"My son wouldn't have (gone) along just to get along," Champion's father told CBS 46 Atlanta. "He didn't believe in any type of violence."
Robert, Sr. and Pam Champion's version of the story is at odds with the criminal investigation results of the Orange County Sheriff’s Office (OCSO).
"The hazing episode which ultimately resulted in the death of Robert Champion originally involved three victims (Keon Hollis, Lissette Sanchez, and Robert Champion)," Detective David Phelan wrote in arrest warrant affidavits for defendants in the case. "Investigation revealed the aforementioned victims willingly participated in one or two of the phases of the hazing process."
Phelan told the judge who issued the warrants that, during both phases, the victims were beaten aboard the bus after they gave their consent.
"One hazing process is called 'hot seat,' and the other is called 'crossing over.' Both hazing processes involve the victim, a band member, voluntarily being beaten by other band members, who have previously and voluntarily gone through the hazing themselves," Phelan wrote.
Despite the evidence in the investigation files released to the public, Champion family attorney Christopher Chesnut says it isn’t clear to him that Robert boarded the bus on which he was hazed willingly.
"Whether Robert went on that bus voluntarily, whether he was coerced or whether he was forced on the bus we don't know," Chestnut said during a press conference.

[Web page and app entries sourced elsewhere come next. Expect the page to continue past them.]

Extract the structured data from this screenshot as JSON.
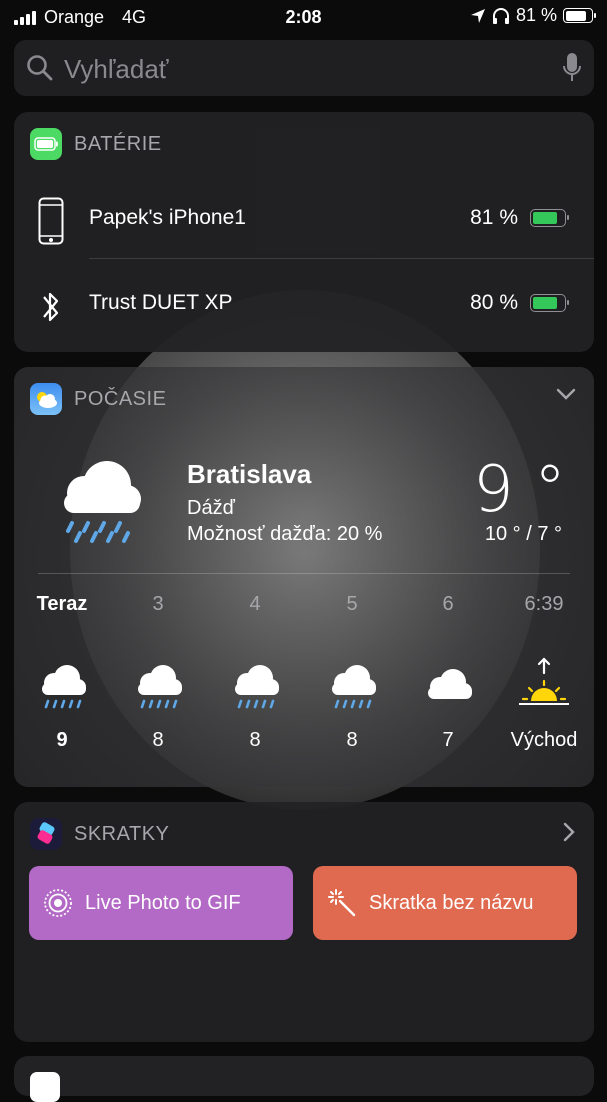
{
  "status_bar": {
    "carrier": "Orange",
    "network": "4G",
    "time": "2:08",
    "battery": "81 %"
  },
  "search": {
    "placeholder": "Vyhľadať"
  },
  "battery_widget": {
    "title": "BATÉRIE",
    "devices": [
      {
        "name": "Papek's iPhone1",
        "percent": "81 %",
        "level": 0.81,
        "icon": "iphone-icon"
      },
      {
        "name": "Trust DUET XP",
        "percent": "80 %",
        "level": 0.8,
        "icon": "bluetooth-icon"
      }
    ]
  },
  "weather_widget": {
    "title": "POČASIE",
    "city": "Bratislava",
    "condition": "Dážď",
    "precipitation": "Možnosť dažďa: 20 %",
    "temperature": "9 °",
    "high_low": "10 ° / 7 °",
    "hourly": [
      {
        "label": "Teraz",
        "temp": "9",
        "icon": "cloud-rain-icon"
      },
      {
        "label": "3",
        "temp": "8",
        "icon": "cloud-rain-icon"
      },
      {
        "label": "4",
        "temp": "8",
        "icon": "cloud-rain-icon"
      },
      {
        "label": "5",
        "temp": "8",
        "icon": "cloud-rain-icon"
      },
      {
        "label": "6",
        "temp": "7",
        "icon": "cloud-icon"
      },
      {
        "label": "6:39",
        "temp": "Východ",
        "icon": "sunrise-icon"
      }
    ]
  },
  "shortcuts_widget": {
    "title": "SKRATKY",
    "buttons": [
      {
        "label": "Live Photo to GIF",
        "color": "#b369c6"
      },
      {
        "label": "Skratka bez názvu",
        "color": "#df6a4f"
      }
    ]
  }
}
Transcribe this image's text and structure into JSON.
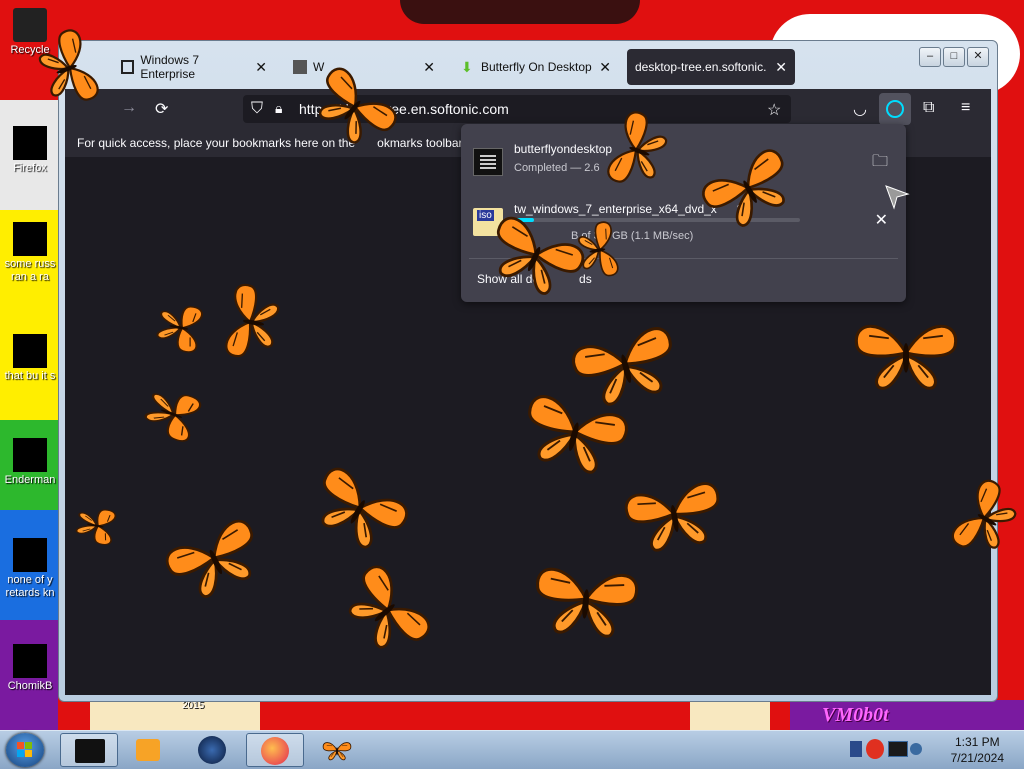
{
  "desktop": {
    "icons": [
      {
        "label": "Recycle"
      },
      {
        "label": "Firefox"
      },
      {
        "label": "some russ ran a ra"
      },
      {
        "label": "that bu it s"
      },
      {
        "label": "Enderman"
      },
      {
        "label": "none of y retards kn"
      },
      {
        "label": "ChomikB"
      }
    ],
    "wallpaper_text": "2015",
    "vm_logo": "VM0b0t"
  },
  "browser": {
    "tabs": [
      {
        "label": "Windows 7 Enterprise",
        "close": "✕"
      },
      {
        "label": "W",
        "close": "✕"
      },
      {
        "label": "Butterfly On Desktop",
        "close": "✕"
      },
      {
        "label": "desktop-tree.en.softonic.",
        "close": "✕"
      }
    ],
    "url": "https://de",
    "url_tail": "ree.en.softonic.com",
    "bookmarks_text": "For quick access, place your bookmarks here on the",
    "bookmarks_text_tail": "okmarks toolbar.",
    "bookmarks_link": "M"
  },
  "downloads": {
    "items": [
      {
        "name": "butterflyondesktop",
        "status": "Completed — 2.6"
      },
      {
        "name": "tw_windows_7_enterprise_x64_dvd_x",
        "name_tail": "8",
        "status": "B of 3.0 GB (1.1 MB/sec)",
        "progress_percent": 7,
        "icon_text": "iso"
      }
    ],
    "show_all": "Show all do",
    "show_all_tail": "ds"
  },
  "taskbar": {
    "time": "1:31 PM",
    "date": "7/21/2024"
  },
  "colors": {
    "toolbar": "#2b2a33",
    "content": "#1c1b22",
    "accent": "#00ddff",
    "butterfly": "#ff8c1a"
  }
}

The OCSO is standing behind the results of its criminal inquiry.